If hindsight is 20/20, I believe that prominent movies of the past few months or year should be critically re-evaluated and put into the perspective of time. After ten years of chaotic development, last November saw the release of Steven Spielberg’s Lincoln. It received positive if not always glowing reviews, a decent box office take and, more recently, Daniel Day Lewis’s third Academy Award for best actor in a leading role. I saw the movie in theaters with my father, who is a historian in every way save professionally, and though we both liked it, our admiration is not without its caveats and exceptions.
Lincoln is filled with incredible performances that only begin with Day-Lewis’ embodiment of the Great Emancipator, presented against the backdrop of Rick Carter’s production design of unparalleled richness, detail and faithfulness to the facts and spirit of the times and places that Lincoln knew and called home. Though not a straight adaptation, its focus on the president’s chaotic and troubled relationship with his cabinet during passage of the 13th Amendment to abolish slavery comes from popular historian Doris Kearns Goodwin’s book Team of Rivals, written halfway through the movie’s development and published after Spielberg seized the film rights. The end-result expertly humanizes and summarizes both the man and the president by using his means of pushing the amendment through and the actual accomplishment to reflect the persistence, morality and shrewd compromise that made Lincoln the successful leader we know of today. Spielberg’s strength as a director has always been expert storytelling without imposing a distinctly personal style, so the movie’s simple, understated photography and pacing allow us intimacy with the characters and their world. Unfortunately, the film is filled with many exceptions to key rules and understandings about good filmmaking.

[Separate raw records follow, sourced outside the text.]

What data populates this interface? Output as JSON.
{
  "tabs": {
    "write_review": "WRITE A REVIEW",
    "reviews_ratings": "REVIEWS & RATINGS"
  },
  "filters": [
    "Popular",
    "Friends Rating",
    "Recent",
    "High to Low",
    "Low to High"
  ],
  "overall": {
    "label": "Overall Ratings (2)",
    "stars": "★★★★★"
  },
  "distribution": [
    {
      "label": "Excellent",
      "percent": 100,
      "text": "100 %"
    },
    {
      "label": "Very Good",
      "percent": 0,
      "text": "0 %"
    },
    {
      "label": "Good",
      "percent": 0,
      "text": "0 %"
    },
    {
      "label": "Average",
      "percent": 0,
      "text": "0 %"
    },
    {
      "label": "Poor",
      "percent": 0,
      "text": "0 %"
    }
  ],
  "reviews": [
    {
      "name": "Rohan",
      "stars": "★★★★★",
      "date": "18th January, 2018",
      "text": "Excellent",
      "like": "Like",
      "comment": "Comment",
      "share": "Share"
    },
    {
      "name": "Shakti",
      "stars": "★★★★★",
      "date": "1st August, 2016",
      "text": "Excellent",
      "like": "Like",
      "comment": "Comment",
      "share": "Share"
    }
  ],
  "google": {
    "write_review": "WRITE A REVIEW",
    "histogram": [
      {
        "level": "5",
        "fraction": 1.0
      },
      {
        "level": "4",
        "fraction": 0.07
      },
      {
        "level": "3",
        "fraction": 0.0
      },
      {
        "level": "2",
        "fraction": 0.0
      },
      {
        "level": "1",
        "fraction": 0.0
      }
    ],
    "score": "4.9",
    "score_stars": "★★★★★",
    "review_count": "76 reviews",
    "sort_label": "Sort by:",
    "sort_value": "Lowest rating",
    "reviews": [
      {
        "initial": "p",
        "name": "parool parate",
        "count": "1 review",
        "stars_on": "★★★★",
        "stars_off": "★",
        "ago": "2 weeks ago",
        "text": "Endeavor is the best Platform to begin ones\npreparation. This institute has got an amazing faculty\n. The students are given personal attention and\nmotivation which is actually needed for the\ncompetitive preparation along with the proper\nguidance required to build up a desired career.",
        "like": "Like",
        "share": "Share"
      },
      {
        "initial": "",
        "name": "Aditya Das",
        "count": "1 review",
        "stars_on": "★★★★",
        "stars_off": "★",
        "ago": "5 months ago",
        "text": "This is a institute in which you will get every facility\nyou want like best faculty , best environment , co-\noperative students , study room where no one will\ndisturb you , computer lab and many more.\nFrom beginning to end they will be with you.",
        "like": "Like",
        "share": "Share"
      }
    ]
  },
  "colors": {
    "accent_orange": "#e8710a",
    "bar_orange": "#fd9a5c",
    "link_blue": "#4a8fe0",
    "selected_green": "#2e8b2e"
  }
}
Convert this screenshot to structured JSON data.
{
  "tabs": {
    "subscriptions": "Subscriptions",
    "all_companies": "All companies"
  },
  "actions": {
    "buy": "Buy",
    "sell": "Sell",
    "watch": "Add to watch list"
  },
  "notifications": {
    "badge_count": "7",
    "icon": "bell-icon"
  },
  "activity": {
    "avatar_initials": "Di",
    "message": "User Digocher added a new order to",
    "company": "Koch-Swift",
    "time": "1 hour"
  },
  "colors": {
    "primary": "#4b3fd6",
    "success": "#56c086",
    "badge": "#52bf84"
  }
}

Though the long running time is understandable for a biography, Lincoln is really about the passage of one amendment whose implications are widely known; thus, many biographical elements take a back seat to that plot, which is really a historical lead balloon. That Abe contended with “rivals” in his own party is supposedly meant to parallel the ridiculous gridlock seen by many in Washington, DC, today, but it’s nothing particularly new and the audience that Lincoln aims to attract has probably come to such conclusions before seeing a single frame, leaving few if any real surprises or discoveries. While talented, playwright and screenwriter Tony Kushner’s major claim to fame is the mini-series Angels In America, about homosexuality and the AIDS epidemic in the mid-1980’s. In my opinion, this makes him a writer coming to this 19th century setting and group of characters from a sometimes obvious and decidedly 20th/21st century perspective that cannot be subdued, dismissed or hidden by narrative detail. Even the dialogue is distractingly modern in places, particularly where some secondary characters are concerned. A few minutes in, even Mary Todd Lincoln swiftly comes to the unlikely conclusion that her husband’s dream portends his goal and fight to pass the amendment. Though aristocratic and politically knowledgeable, Mary Todd in 1864 was consumed by prolonged grief over the death of her son Willie. She was distracting herself with trips to family and shopping sprees so extravagant that the debt had to be covered by the federal government. For me, these and other elements not only belie but do a disservice to the rest of the film’s heroic attempts at accuracy and authenticity.
I doubt Lincoln would exist without director Steven Spielberg and producer Kathleen Kennedy. Too much time and money was likely spent on a film that is only partially about the titular character. In the industry’s efforts to screen out numerous wannabe writers and filmmakers, etc., almost no reputable producer or agent in Hollywood would likely consider a script like this without the attachment of major talent and one or more rewrites, which rarely accompanies the average, unrepresented spec script. It obviously had major talent in spades, but the only real rewrite(s) I know of is the one that took 70 pages out of a 550 page script on Lincoln’s presidency and expanded it into a cinematic dissertation on the political machinations behind the passage of the 13th Amendment (in the House of Representatives). That is exhausting just to read and consider, so the fact that the movie is slightly more entertaining and engaging is a minor miracle.
In conclusion, I applaud the intent, basic execution and even the narrative focus of the film. However, I wish with all my heart that there existed a separate, yet equally powerful and resourceful wing of the American film industry that could have made a movie about Lincoln, unencumbered by the cronyism and politics of that inner-circle of “expert” talent called Hollywood. At least we wouldn’t have this glamorous, yet singular and ruefully biased behemoth at the center of things, telling us how history should be reflected and what should and should not pass as great cinema.